7 literary Sci-Fi and Fantasy novels you must read

Damien Walter writes on sci-fi & fantasy for The Guardian, BBC, Wired, Oxford University Press, IO9, Tor.com and elsewhere. He’s a graduate of the Clarion scifi writers workshop. Follow him on Twitter. At any given moment on the inter-webs there are probably dozens of irate Sci-Fi & Fantasy fans getting agitated about those damn literary authors comingContinue reading “7 literary Sci-Fi and Fantasy novels you must read”

Write better sci-fi stories with this simple idea

When high-falutin people talk about sci-fi you’ll often hear them use words like novum and the like. Critic and academic Darko Suvin came up with novum to describe the…thing…at the heart of every sci-fi story that makes it sci-fi. Androids hiding as humans! A world populated by talking apes! A portal that leads to everyContinue reading “Write better sci-fi stories with this simple idea”

Stop using guns as a symbol of personal empowerment

We don’t like guns because we like guns. But we DO like guns. Gun manufacturers don’t make $billions every year selling guns to farmers or even armies. The AR-15, America’s bestselling gun, is a sexy-as-hell consumer item. Like a lethal steel iPhone but significantly less useful. I appreciate the vocal efforts of Hollywood A-listers campaigningContinue reading “Stop using guns as a symbol of personal empowerment”

Whatever you can do, or dream you can do, begin it.

A good friend needed help facing the blank page. I found this quote for him. Now I present it too you. (It’s often attributed to Goethe, but in fact the authorship is unknown.) Please share with anyone you think might love it. “Until one is committed, there is hesitancy, the chance to draw back –Continue reading “Whatever you can do, or dream you can do, begin it.”

What is the most important skill any writer can master?

Regular readers will know that I’m more that a little bit passionate about the power of storytelling. Over the summer I’ve been creating a course in The Rhetoric of Story, filming a series of seven video lectures in locations including Bali, France and Italy. The full course is almost complete, with just one more lectureContinue reading “What is the most important skill any writer can master?”

This exercise will make you a stronger writer (WARNING: it’s hard.)

My experience, during 6 years teaching creative writing to university students, is that most writers don’t want to do this exercise. To be fair, it’s hard work. But it’s also the single best way I know to develop your skills as a writer, or any other kind of storyteller. “But Damo,” I hear some folksContinue reading “This exercise will make you a stronger writer (WARNING: it’s hard.)”

Twitter is the protocol for human psychic communication
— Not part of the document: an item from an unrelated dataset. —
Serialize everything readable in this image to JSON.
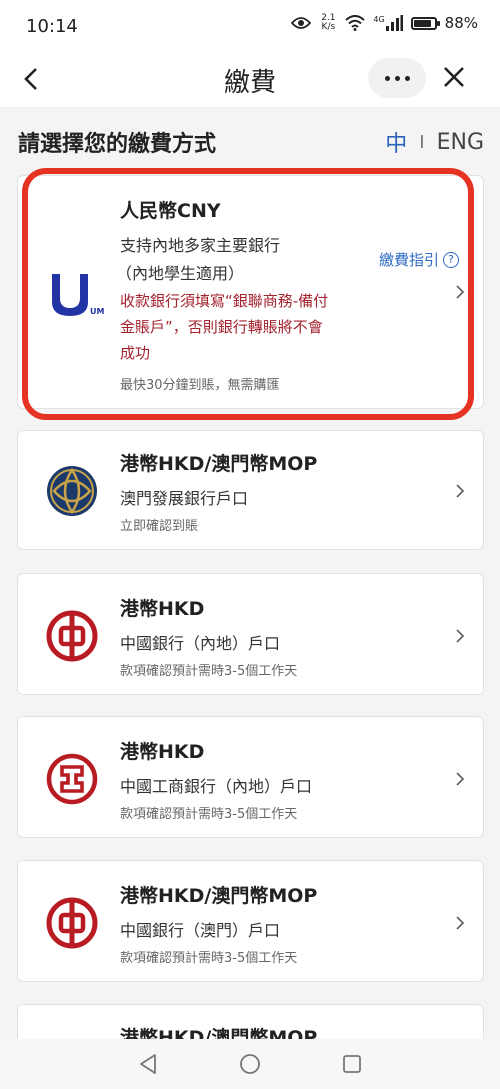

I’m a writer. And so, of course, I’m on Twitter. Somedays it feels like 90% of Twitter’s users are writers, and that I suspect is a big part of Twitter’s problem at this time. Problems which have lead in turn to the possibility of its sale to Google, or Salesforce, or Disney, or please dearContinue reading “Twitter is the protocol for human psychic communication”

The first rule of contract negotiation for writers

The reality of life as a jobbing writer is that, like anybody running their own business, you have to do a lot of negotiating. Which for writers, all too often, means getting walked over. The Society highlighted the case of Horrid Henry author Francesca Simon, who has not received any royalties from the television andContinue reading “The first rule of contract negotiation for writers”

Non-Aristotelian storytelling is a thing. Just don’t expect it to box office.

To make sense of the world we tell ourselves a story. That’s the starting point of the Rhetoric of Story. As storytellers we imitate the kind of story the human mind tells naturally, which makes our stories seem real to the audience. It’s a conjuring trick, but one with some truly wonderful uses. The first personContinue reading “Non-Aristotelian storytelling is a thing. Just don’t expect it to box office.”

Learn a lesson from the slush pile

​”the experience of reading mounds of badly written fiction gave him an an indelible lesson in what constituted badly written fiction” 1Q84 by Haruki Murakami There’s a lot to learn from awful writing. But the slush pile isn’t even awful. Awful writers, like great writers, don’t tend to submit their work to contests or openContinue reading “Learn a lesson from the slush pile”